### WHAT YOU WILL DO
Copy each line of the listing below exactly and drop the images.
(WORKING DATA begins)
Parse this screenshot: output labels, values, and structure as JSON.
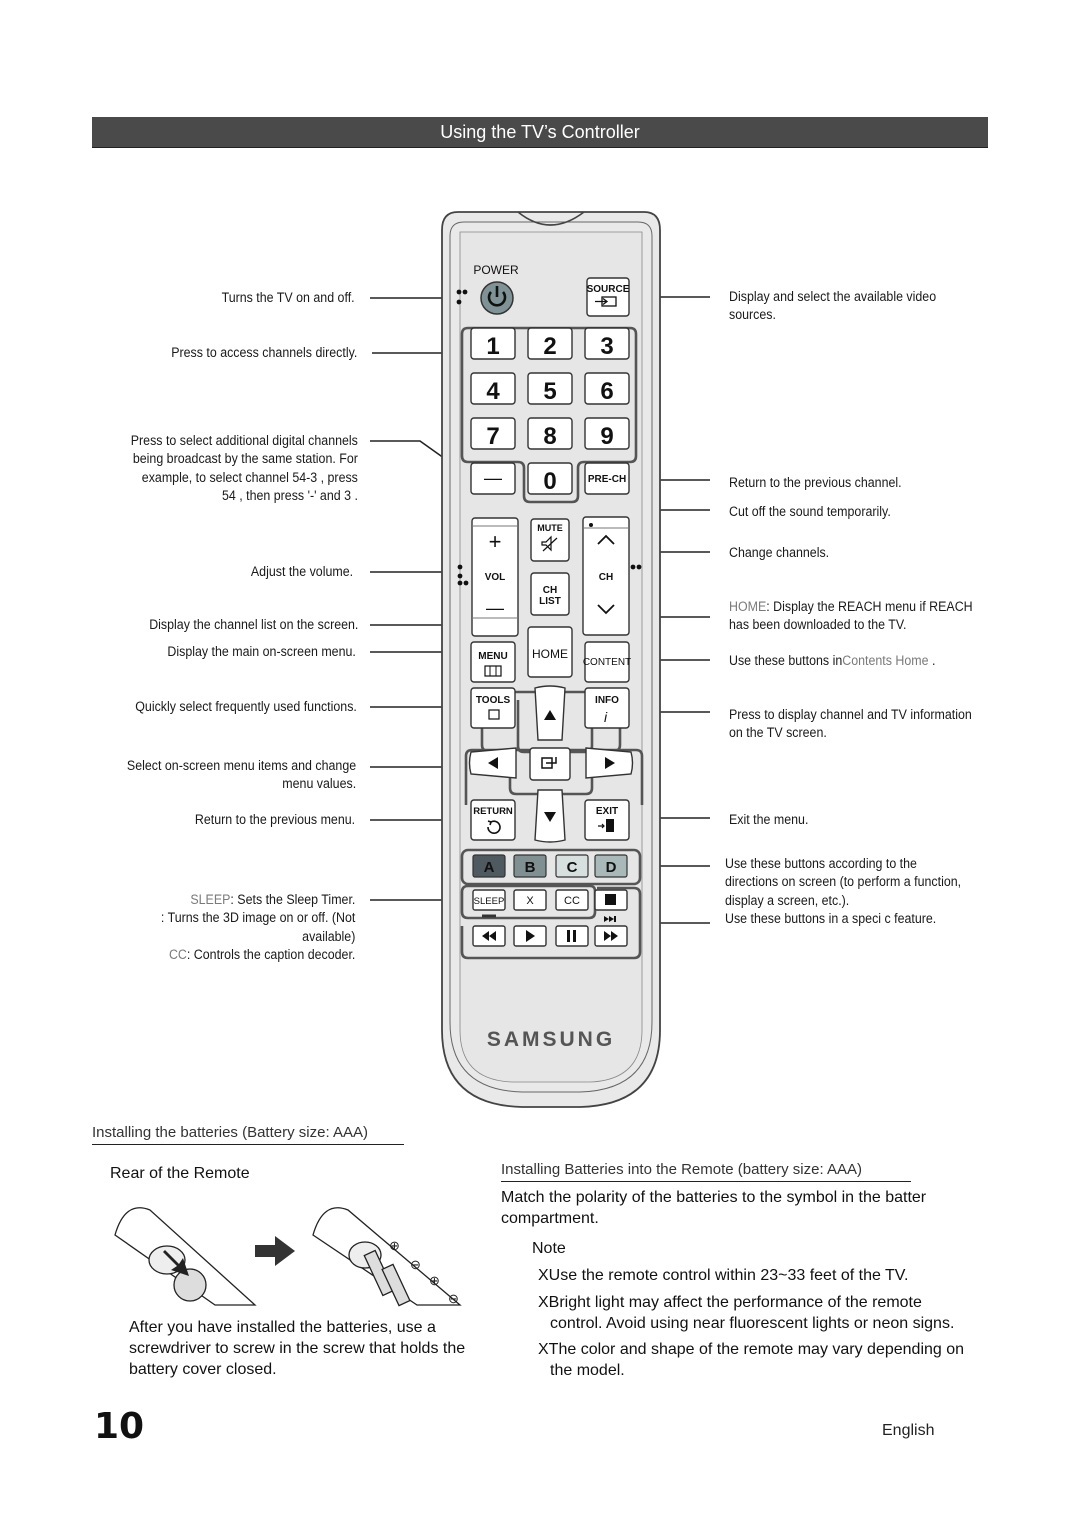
{
  "header": {
    "title": "Using the TV’s Controller"
  },
  "remote": {
    "power_label": "POWER",
    "source_label": "SOURCE",
    "digits": [
      "1",
      "2",
      "3",
      "4",
      "5",
      "6",
      "7",
      "8",
      "9"
    ],
    "dash_label": "—",
    "zero_label": "0",
    "prech_label": "PRE-CH",
    "mute_label": "MUTE",
    "vol_label": "VOL",
    "vol_plus": "+",
    "vol_minus": "—",
    "ch_label": "CH",
    "chlist_label_1": "CH",
    "chlist_label_2": "LIST",
    "menu_label": "MENU",
    "home_label": "HOME",
    "content_label": "CONTENT",
    "tools_label": "TOOLS",
    "info_label": "INFO",
    "return_label": "RETURN",
    "exit_label": "EXIT",
    "color_buttons": [
      {
        "label": "A",
        "color": "#4f5a60"
      },
      {
        "label": "B",
        "color": "#7f8f92"
      },
      {
        "label": "C",
        "color": "#d7dfdf"
      },
      {
        "label": "D",
        "color": "#a9b8b8"
      }
    ],
    "sleep_label": "SLEEP",
    "x_label": "X",
    "cc_label": "CC",
    "brand": "SAMSUNG"
  },
  "left_callouts": {
    "power": "Turns the TV on and off.",
    "digits": "Press to access channels directly.",
    "dash": [
      "Press to select additional digital channels",
      "being broadcast by the same station. For",
      "example, to select channel  54-3 , press",
      "54 , then press '-' and  3 ."
    ],
    "volume": "Adjust the volume.",
    "chlist": "Display the channel list on the screen.",
    "menu": "Display the main on-screen menu.",
    "tools": "Quickly select frequently used functions.",
    "nav": [
      "Select on-screen menu items and change",
      "menu values."
    ],
    "return": "Return to the previous menu.",
    "sleep_key": "SLEEP",
    "sleep_desc": ": Sets the Sleep Timer.",
    "x_desc": [
      ": Turns the 3D image on or off. (Not",
      "available)"
    ],
    "cc_key": "CC",
    "cc_desc": ": Controls the caption decoder."
  },
  "right_callouts": {
    "source": [
      "Display and select the available video",
      "sources."
    ],
    "prech": "Return to the previous channel.",
    "mute": "Cut off the sound temporarily.",
    "ch": "Change channels.",
    "home_key": "HOME",
    "home_desc": ": Display the REACH menu if REACH",
    "home_desc2": "has been downloaded to the TV.",
    "content_pre": "Use these buttons in",
    "content_key": "Contents Home",
    "content_post": " .",
    "info": [
      "Press to display channel and TV information",
      "on the TV screen."
    ],
    "exit": "Exit the menu.",
    "color": [
      "Use these buttons according to the",
      "directions on screen (to perform a function,",
      "display a screen, etc.)."
    ],
    "playback": "Use these buttons in a speci c feature."
  },
  "batteries": {
    "section_title": "Installing the batteries (Battery size: AAA)",
    "rear_title": "Rear of the Remote",
    "after_text": [
      "After you have installed the batteries, use a",
      "screwdriver to screw in the screw that holds the",
      "battery cover closed."
    ],
    "right_title": "Installing Batteries into the Remote (battery size: AAA)",
    "polarity": [
      "Match the polarity of the batteries to the symbol in the batter",
      "compartment."
    ],
    "note_label": "Note",
    "bullet": "X",
    "notes": [
      [
        "Use the remote control within 23~33 feet of the TV."
      ],
      [
        "Bright light may affect the performance of the remote",
        "control. Avoid using near fluorescent lights or neon signs."
      ],
      [
        "The color and shape of the remote may vary depending on",
        "the model."
      ]
    ],
    "plus": "⊕",
    "minus": "⊖"
  },
  "footer": {
    "page_number": "10",
    "language": "English"
  }
}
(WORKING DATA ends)
### EXPECTED OUTPUT
Parse this screenshot: output labels, values, and structure as JSON.
{
  "header": {
    "title": "Using the TV’s Controller"
  },
  "remote": {
    "power_label": "POWER",
    "source_label": "SOURCE",
    "digits": [
      "1",
      "2",
      "3",
      "4",
      "5",
      "6",
      "7",
      "8",
      "9"
    ],
    "dash_label": "—",
    "zero_label": "0",
    "prech_label": "PRE-CH",
    "mute_label": "MUTE",
    "vol_label": "VOL",
    "vol_plus": "+",
    "vol_minus": "—",
    "ch_label": "CH",
    "chlist_label_1": "CH",
    "chlist_label_2": "LIST",
    "menu_label": "MENU",
    "home_label": "HOME",
    "content_label": "CONTENT",
    "tools_label": "TOOLS",
    "info_label": "INFO",
    "return_label": "RETURN",
    "exit_label": "EXIT",
    "color_buttons": [
      {
        "label": "A",
        "color": "#4f5a60"
      },
      {
        "label": "B",
        "color": "#7f8f92"
      },
      {
        "label": "C",
        "color": "#d7dfdf"
      },
      {
        "label": "D",
        "color": "#a9b8b8"
      }
    ],
    "sleep_label": "SLEEP",
    "x_label": "X",
    "cc_label": "CC",
    "brand": "SAMSUNG"
  },
  "left_callouts": {
    "power": "Turns the TV on and off.",
    "digits": "Press to access channels directly.",
    "dash": [
      "Press to select additional digital channels",
      "being broadcast by the same station. For",
      "example, to select channel  54-3 , press",
      "54 , then press '-' and  3 ."
    ],
    "volume": "Adjust the volume.",
    "chlist": "Display the channel list on the screen.",
    "menu": "Display the main on-screen menu.",
    "tools": "Quickly select frequently used functions.",
    "nav": [
      "Select on-screen menu items and change",
      "menu values."
    ],
    "return": "Return to the previous menu.",
    "sleep_key": "SLEEP",
    "sleep_desc": ": Sets the Sleep Timer.",
    "x_desc": [
      ": Turns the 3D image on or off. (Not",
      "available)"
    ],
    "cc_key": "CC",
    "cc_desc": ": Controls the caption decoder."
  },
  "right_callouts": {
    "source": [
      "Display and select the available video",
      "sources."
    ],
    "prech": "Return to the previous channel.",
    "mute": "Cut off the sound temporarily.",
    "ch": "Change channels.",
    "home_key": "HOME",
    "home_desc": ": Display the REACH menu if REACH",
    "home_desc2": "has been downloaded to the TV.",
    "content_pre": "Use these buttons in",
    "content_key": "Contents Home",
    "content_post": " .",
    "info": [
      "Press to display channel and TV information",
      "on the TV screen."
    ],
    "exit": "Exit the menu.",
    "color": [
      "Use these buttons according to the",
      "directions on screen (to perform a function,",
      "display a screen, etc.)."
    ],
    "playback": "Use these buttons in a speci c feature."
  },
  "batteries": {
    "section_title": "Installing the batteries (Battery size: AAA)",
    "rear_title": "Rear of the Remote",
    "after_text": [
      "After you have installed the batteries, use a",
      "screwdriver to screw in the screw that holds the",
      "battery cover closed."
    ],
    "right_title": "Installing Batteries into the Remote (battery size: AAA)",
    "polarity": [
      "Match the polarity of the batteries to the symbol in the batter",
      "compartment."
    ],
    "note_label": "Note",
    "bullet": "X",
    "notes": [
      [
        "Use the remote control within 23~33 feet of the TV."
      ],
      [
        "Bright light may affect the performance of the remote",
        "control. Avoid using near fluorescent lights or neon signs."
      ],
      [
        "The color and shape of the remote may vary depending on",
        "the model."
      ]
    ],
    "plus": "⊕",
    "minus": "⊖"
  },
  "footer": {
    "page_number": "10",
    "language": "English"
  }
}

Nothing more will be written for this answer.